Please, whenever you want to stock your fish, always go to a reputable farmer who sells good stocks to buy your fish.
Although most farmers will not want to sell 100 fish for you because it is too small, if they’re closer to you, they can sell to you in order to encourage you.
P.S.: If you want to buy fish in large quantities, I sell, so you can reach out to me to buy your fingerlings/juvenile. The minimum order quantity (MOQ) is 1,000 fish.
If we add the cost of buying the ponds, transporting the ponds, and buying the fish together, it will equal 84,000 Naira ($107.25) that has already been spent to start a fish farm of 100 fish.
Cost of Production
The next item when starting a fish farm is the amount you will spend as the cost of production.
Your cost of production will include feeding, labor, transport, and some other items.
In reality, it will cost you an average of 800 Naira ($1.02) to raise a fish from juvenile to table size. This means, that to raise 100 fish to table size, you’re likely to spend an average of 80,000 Naira as the cost of production.
The amount can increase depending on the changes in the price of feed from time to time.
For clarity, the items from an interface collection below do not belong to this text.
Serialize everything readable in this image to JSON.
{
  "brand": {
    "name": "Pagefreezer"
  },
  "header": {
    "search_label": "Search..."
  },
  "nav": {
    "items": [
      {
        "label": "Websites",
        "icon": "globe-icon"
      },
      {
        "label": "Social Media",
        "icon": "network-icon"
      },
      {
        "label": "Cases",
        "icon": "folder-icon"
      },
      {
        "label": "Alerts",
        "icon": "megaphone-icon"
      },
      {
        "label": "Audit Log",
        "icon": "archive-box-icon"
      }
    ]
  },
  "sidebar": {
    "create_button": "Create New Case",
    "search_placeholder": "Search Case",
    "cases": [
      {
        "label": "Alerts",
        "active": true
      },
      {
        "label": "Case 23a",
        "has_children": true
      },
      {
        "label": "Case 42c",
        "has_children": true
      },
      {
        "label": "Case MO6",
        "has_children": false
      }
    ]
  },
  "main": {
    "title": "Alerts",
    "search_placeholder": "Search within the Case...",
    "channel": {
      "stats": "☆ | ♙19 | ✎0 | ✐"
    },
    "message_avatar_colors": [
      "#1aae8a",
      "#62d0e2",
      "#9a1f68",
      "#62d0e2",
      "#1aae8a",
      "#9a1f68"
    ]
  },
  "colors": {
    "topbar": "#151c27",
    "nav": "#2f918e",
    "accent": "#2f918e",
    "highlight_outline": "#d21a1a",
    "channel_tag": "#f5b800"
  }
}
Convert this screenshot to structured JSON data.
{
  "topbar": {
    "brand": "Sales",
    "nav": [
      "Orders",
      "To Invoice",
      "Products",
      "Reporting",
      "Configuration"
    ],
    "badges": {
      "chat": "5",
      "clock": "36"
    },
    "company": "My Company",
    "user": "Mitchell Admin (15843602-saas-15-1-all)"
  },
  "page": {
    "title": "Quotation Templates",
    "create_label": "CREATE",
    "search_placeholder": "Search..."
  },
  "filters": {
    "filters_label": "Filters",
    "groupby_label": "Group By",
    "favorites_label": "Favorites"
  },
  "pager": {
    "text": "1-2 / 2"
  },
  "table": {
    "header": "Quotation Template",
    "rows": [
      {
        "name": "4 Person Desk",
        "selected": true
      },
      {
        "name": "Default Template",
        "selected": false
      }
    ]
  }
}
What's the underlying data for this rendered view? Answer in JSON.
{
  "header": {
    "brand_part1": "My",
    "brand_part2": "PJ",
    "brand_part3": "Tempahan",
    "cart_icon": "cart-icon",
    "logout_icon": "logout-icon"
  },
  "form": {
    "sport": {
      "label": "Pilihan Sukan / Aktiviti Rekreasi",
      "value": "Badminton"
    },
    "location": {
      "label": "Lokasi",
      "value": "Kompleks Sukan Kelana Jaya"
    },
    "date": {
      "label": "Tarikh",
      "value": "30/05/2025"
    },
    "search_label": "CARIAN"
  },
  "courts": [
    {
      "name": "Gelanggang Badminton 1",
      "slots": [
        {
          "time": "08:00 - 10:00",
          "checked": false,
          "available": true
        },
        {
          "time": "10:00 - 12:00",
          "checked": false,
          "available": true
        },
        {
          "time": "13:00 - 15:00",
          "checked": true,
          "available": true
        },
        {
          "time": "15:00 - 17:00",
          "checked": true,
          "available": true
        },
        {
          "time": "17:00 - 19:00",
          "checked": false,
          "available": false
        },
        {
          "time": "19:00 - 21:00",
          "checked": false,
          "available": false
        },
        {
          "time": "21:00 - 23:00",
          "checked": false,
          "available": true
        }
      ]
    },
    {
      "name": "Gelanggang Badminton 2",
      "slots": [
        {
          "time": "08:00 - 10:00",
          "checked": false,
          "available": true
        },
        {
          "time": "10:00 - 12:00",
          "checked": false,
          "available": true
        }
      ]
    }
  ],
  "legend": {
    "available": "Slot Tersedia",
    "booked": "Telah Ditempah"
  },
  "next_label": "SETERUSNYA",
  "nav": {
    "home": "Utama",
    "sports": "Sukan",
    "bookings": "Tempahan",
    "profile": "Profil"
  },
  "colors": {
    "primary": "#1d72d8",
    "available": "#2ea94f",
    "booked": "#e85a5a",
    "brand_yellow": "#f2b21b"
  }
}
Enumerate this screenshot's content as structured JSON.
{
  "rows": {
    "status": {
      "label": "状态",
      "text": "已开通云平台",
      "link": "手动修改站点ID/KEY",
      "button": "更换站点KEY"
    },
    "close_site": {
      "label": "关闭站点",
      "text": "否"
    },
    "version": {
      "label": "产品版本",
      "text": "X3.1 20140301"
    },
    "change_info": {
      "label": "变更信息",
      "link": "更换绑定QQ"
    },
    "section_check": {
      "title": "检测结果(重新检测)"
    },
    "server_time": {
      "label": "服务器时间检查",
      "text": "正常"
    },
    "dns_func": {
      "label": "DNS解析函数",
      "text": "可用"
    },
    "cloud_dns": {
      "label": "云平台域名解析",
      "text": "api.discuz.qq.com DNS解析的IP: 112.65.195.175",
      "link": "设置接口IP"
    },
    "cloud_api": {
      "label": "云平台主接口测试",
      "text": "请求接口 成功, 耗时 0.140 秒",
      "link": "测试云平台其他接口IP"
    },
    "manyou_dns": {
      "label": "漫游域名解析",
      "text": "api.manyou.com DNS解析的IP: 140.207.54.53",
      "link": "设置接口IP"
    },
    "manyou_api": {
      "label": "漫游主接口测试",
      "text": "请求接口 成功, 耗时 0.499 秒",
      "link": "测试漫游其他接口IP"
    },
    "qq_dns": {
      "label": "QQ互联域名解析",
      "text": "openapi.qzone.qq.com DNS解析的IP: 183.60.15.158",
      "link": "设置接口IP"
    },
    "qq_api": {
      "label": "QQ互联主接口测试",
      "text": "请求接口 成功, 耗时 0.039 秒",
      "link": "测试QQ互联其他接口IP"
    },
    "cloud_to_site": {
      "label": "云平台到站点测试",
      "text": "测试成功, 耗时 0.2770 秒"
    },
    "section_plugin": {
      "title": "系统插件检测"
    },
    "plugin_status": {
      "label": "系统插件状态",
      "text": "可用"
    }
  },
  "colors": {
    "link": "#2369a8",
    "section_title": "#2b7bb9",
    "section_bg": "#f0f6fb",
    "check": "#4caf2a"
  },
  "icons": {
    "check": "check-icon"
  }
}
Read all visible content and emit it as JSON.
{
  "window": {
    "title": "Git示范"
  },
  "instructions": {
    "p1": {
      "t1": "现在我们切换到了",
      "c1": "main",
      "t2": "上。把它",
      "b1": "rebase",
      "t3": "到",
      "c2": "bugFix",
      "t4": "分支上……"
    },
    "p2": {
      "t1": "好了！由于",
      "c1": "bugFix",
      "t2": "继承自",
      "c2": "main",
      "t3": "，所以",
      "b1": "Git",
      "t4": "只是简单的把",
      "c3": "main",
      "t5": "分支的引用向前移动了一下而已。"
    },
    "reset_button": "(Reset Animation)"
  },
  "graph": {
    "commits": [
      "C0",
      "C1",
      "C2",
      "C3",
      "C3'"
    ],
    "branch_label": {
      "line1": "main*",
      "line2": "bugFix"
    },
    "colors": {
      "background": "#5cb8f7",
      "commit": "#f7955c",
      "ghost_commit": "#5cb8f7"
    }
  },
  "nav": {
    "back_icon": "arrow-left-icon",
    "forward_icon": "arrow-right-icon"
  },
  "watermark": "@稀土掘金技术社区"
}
Furthermore, your cost of production will also depend on the quality of fish you stock and your management technique.
I tell a lot of people that the amount I will spend on my fish will be different from how much you will spend on yours, because, the way we’ll feed and manage the fish will differ due to our level of experience.
So, bear this in mind.
Adding together ponds, fish, and production costs; we have a total of 164,000 Naira ($209.39) already spent.
For every estimate I give out, I make it a point of duty to include miscellaneous expenses.
These are amounts you’re likely to spend during the production cycle that you did not budget for which pops up or came along the way.
This can include consultation fees, medication for the fish, repairs, etc.
The miscellaneous expenses will be 5% of the total cost.
We’re just going to peg the miscellaneous expenses as 10,000 Naira ($12.77), this will bring the grand total to 174,000 Naira ($222.15)
The amount that has been used will change from time to time taking into consideration inflation among other factors but one thing I can guarantee you is it will guide you right to know how much you need to budget if you ever want to start a fish farm whether in your backyard or elsewhere.
Below is the tabular breakdown of the cost mentioned above and possibly to be incurred in the process of starting your business.
|4||Cost of Production||80,000||102.14|
If you want to start a larger farm and you need an explicit and bulky estimate on your preferred quantity of fish, you can reach out to me and I will make that happen (FOR A FEE).
NOTE: Before you reach out, know that TRAINING, COST ESTIMATES ARE NOT FREE.